The most interesting document is the Neufeld Declaration, which explains how DACA applications are granted.
7. In order to understand where the process of identification and tracking broke down, it is necessary to understand the steps involved in the approving of deferred action and employment authorization and in the production and issuance of EADs to DACA recipients. The review and consideration of a request for deferred action and application for employment authorization under DACA is a multi-step, case-specific process. As described more fully below, that process involves three principal, consecutive steps for approved cases: (1) consideration of the request for deferred action; (2) consideration of the application for employment authorization; and (3) production of the EAD. Each of these steps results in USCIS issuing a separate document to the requestor. Approval of the request for deferred action triggers the issuance of an approval notice to the requestor. Approval of the application for employment authorization similarly triggers a separate approval notice. Finally, after approval, USCIS prints and then mails the EAD to the requestor. This typically takes approximately two to five business days after approval of the application for employment authorization.
8. The process begins when an individual requestor submits a request for deferred action under DACA (Form I-821D), an application for employment authorization (Form I-765), an accompanying worksheet showing economic necessity for employment (Form I-765WS), and related filing fees and supporting documentation to one of three USCIS “lockbox” facilities based on the location of the requestor’s residence in the United States. The lockbox facility logs each filing and reviews each DACA package for compliance with applicable intake requirements. If the lockbox facility determines that a package fails to comply with the intake requirements, it rejects the package and mails it back to the requestor with an explanation of the reason for the rejection. If the package is complete, the lockbox facility considers the package appropriately filed and sends a receipt to the requestor. Appropriately filed packages are then forwarded to one of four USCIS Service Centers for further substantive processing and consideration.

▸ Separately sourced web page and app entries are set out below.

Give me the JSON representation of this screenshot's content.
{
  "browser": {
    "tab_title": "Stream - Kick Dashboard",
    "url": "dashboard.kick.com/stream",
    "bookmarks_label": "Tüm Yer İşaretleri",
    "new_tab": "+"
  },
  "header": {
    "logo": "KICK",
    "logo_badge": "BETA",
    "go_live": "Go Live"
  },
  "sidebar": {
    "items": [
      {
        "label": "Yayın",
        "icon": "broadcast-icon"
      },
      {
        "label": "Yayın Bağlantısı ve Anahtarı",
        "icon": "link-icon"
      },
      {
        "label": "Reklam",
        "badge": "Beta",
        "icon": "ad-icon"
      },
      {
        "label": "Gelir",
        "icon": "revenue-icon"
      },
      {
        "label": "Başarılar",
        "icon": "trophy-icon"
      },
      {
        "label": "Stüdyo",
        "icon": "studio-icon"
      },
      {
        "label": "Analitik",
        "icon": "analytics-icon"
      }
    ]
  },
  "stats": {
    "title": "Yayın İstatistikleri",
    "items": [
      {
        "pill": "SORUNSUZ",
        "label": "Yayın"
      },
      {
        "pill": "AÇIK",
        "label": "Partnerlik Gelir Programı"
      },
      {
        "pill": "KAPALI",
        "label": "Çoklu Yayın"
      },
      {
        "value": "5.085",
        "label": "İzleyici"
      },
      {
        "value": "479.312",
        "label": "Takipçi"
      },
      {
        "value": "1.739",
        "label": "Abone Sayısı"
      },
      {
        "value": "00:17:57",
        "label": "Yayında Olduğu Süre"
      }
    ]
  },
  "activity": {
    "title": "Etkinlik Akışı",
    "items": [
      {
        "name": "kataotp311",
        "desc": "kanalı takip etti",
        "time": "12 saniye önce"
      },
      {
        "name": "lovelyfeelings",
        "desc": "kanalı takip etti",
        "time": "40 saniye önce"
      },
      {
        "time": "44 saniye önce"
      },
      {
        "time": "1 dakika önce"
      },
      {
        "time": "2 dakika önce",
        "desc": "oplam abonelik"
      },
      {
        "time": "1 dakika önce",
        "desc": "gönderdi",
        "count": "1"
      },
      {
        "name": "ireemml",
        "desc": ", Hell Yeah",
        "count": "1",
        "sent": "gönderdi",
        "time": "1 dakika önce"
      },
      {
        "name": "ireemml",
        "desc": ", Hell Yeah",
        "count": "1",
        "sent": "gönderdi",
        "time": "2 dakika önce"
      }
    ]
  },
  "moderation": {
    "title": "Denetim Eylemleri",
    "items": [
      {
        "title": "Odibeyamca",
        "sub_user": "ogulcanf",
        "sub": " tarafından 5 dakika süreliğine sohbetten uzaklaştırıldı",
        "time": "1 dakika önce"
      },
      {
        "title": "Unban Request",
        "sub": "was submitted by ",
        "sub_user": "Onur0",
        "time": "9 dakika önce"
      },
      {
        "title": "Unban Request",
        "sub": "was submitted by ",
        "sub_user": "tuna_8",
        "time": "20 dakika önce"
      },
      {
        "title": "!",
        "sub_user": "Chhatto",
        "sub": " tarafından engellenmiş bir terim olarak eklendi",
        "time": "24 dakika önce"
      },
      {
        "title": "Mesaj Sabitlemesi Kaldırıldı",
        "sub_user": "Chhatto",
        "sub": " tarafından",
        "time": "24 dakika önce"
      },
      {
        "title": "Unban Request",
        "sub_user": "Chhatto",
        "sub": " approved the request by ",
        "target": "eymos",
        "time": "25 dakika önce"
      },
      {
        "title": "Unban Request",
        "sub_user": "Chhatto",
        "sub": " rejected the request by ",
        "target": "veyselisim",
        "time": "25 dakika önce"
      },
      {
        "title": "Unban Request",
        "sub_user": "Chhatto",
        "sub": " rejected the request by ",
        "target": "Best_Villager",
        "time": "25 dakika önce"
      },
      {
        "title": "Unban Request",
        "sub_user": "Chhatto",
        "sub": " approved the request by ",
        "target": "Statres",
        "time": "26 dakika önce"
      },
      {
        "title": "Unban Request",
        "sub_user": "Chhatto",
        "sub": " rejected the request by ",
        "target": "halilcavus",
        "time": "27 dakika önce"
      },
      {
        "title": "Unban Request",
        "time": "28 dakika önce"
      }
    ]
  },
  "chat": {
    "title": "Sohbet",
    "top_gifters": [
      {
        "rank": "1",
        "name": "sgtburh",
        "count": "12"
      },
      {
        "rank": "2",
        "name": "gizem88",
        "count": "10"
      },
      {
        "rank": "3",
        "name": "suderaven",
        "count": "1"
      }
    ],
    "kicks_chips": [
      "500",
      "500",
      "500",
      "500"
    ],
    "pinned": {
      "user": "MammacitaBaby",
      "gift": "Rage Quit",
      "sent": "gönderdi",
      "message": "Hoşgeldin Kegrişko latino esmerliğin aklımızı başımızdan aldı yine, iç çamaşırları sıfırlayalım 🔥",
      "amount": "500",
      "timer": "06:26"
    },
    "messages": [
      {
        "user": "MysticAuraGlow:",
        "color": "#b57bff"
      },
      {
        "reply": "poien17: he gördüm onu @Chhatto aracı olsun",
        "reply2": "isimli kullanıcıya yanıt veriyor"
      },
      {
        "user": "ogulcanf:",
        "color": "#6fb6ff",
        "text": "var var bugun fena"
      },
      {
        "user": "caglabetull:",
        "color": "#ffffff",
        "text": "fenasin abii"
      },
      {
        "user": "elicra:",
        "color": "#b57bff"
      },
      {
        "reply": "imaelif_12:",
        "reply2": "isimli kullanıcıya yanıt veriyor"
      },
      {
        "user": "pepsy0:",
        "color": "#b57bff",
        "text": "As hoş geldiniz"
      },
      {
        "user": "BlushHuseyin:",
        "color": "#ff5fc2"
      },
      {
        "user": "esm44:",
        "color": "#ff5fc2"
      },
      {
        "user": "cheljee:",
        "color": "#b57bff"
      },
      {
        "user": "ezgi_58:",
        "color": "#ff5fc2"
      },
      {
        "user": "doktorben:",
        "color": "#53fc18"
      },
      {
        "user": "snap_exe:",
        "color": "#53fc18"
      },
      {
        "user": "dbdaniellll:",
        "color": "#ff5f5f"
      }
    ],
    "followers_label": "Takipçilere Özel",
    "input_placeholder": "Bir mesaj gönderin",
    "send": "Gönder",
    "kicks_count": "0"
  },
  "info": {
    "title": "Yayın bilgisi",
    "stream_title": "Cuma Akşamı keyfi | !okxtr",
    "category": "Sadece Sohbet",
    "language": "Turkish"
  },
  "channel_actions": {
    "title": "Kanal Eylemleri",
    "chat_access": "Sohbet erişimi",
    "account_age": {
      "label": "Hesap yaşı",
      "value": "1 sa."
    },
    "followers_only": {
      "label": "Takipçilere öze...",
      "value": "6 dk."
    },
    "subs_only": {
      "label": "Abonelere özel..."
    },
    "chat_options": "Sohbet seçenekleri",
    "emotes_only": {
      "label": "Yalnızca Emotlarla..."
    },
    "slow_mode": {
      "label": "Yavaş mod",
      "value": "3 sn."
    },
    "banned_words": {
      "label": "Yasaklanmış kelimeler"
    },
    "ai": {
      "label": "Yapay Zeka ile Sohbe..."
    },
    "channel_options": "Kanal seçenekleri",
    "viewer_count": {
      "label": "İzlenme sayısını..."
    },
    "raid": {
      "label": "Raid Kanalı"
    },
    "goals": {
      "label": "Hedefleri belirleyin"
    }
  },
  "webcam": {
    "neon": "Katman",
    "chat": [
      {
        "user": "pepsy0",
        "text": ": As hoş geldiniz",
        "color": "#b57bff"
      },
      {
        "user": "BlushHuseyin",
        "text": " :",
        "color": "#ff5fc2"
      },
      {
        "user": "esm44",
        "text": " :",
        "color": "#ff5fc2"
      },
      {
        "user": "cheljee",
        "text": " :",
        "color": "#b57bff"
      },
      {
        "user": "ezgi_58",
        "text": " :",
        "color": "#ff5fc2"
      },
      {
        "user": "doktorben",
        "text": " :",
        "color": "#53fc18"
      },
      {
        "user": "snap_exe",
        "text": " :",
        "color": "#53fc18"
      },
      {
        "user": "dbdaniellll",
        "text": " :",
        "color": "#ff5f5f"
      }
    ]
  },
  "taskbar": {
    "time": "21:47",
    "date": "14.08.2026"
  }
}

9. DACA packages forwarded to the Service Centers are assigned to USCIS adjudicators. After reviewing the paper file and conducting the decision-making process, the adjudicator may approve the request, deny the request, or seek additional information from the requestor if additional evidence is necessary to make a decision. If the DACA request is approved, the adjudicator then considers the application for employment authorization and makes a determination whether the individual has demonstrated an economic need for employment. If so, the application for employment authorization is approved. If not, the adjudicator may deny the application, or may request additional evidence, thereby delaying the decision on the application for employment authorization until a response is received. If the DACA request is denied due to a finding that the requestor has not satisfied the DACA guidelines or does not otherwise merit an exercise of prosecutorial discretion in the form of deferred action, the associated application for employment authorization is also denied.